“And yes, there are.” He seemed monumentally grateful for the subject, talked at length and in very funny terms about some of the places they would be visiting. She played straight man, egging him on to greater heights of absurdity.
It took her a moment to realize they were channeling Calvin and Barbara. Trying to make the other couple feel comfortable.
Jim finished up with, “And then we’ll be back on Earth for more refits. Command wants to see how the ship is performing. They have concerns about some of the new configurations.”
“Now they tell us?” Ny laughed, an easy laugh finally. And she grinned at Chapel. “Let me guess. You two going to Miami while we’re at liberty?”
“The thought had crossed our minds.” Jim looked at Spock. “You?”
Spock nodded in the helpless way of a man who has no plans at a time when he really should. Ny managed to give him only a short glare, but Chapel could tell they’d already had words about this.
Chapel turned to Ny. “You should come with us. The water is so blue.”

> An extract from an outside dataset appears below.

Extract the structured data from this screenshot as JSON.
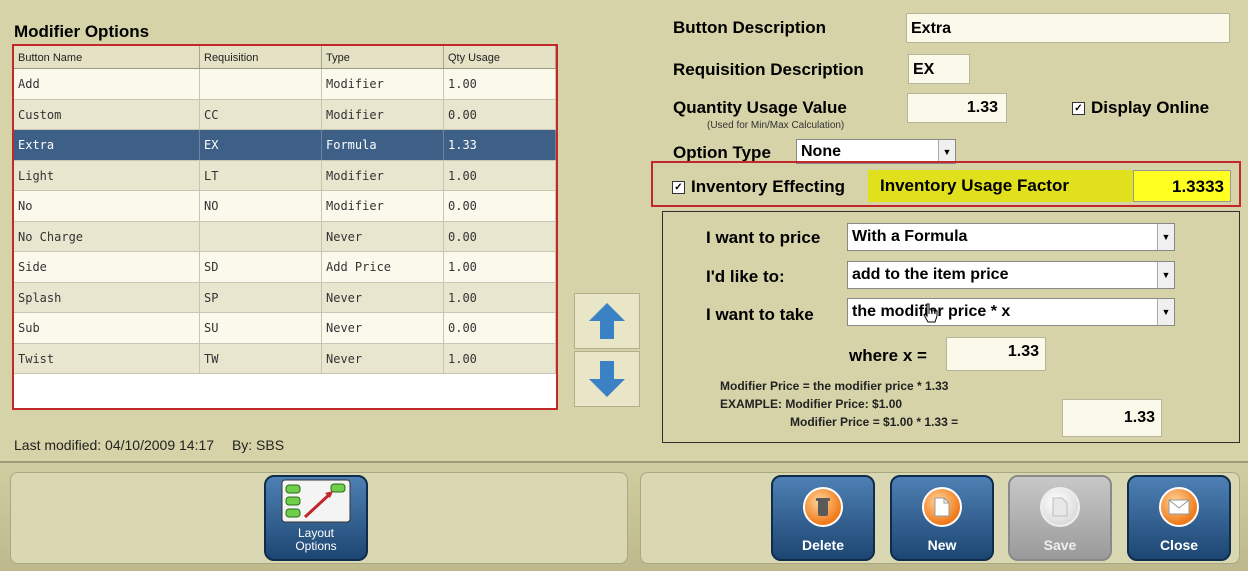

“Was,” Jim said softly.
“True. Was. Well, if it’s not, we’ll find somewhere that is. There must be a beach we can walk on somewhere on our home planet.” She saw Spock’s face go almost tender and smiled at him. “You think you can stomach being a beachcomber, Spock?”
He looked at Jim, then at Ny. His look so full of love for the two of them, it made Chapel’s heart hurt. Then he looked back at her. She expected nothing but saw the same amusement she felt for him. “I believe I could. If it is what we all wish to do.”
“It’s a date, then.” Jim pulled her close, kissed her quickly, the first time he’d done it in public, but she could tell he was very happy with her. “All right, I know Spock and I can play chess but that leaves you two wonderful women out. What do you want to do that’s right for a foursome.”
Chapel saw the dartboard was free, nodded toward it with her chin.
Jim grinned evilly. “What say we make this a little bit interesting?”
Chapel shook her head frantically at Ny, who frowned, having never witnessed her prowess with pointy flying sticks.
Spock was already standing. “Define interesting, Jim.”
“Whoever loses buys dinner the first night.”
Again, Chapel shook her head frantically.
“I don’t think Christine wants to play sir—Jim.” Ny sounded as if she was truly concerned.
“Oh to hell with it. 501. Single in, double out.” She stomped toward the dartboard.
“I’m with her,” she heard Jim say, a definite note of glee in his voice.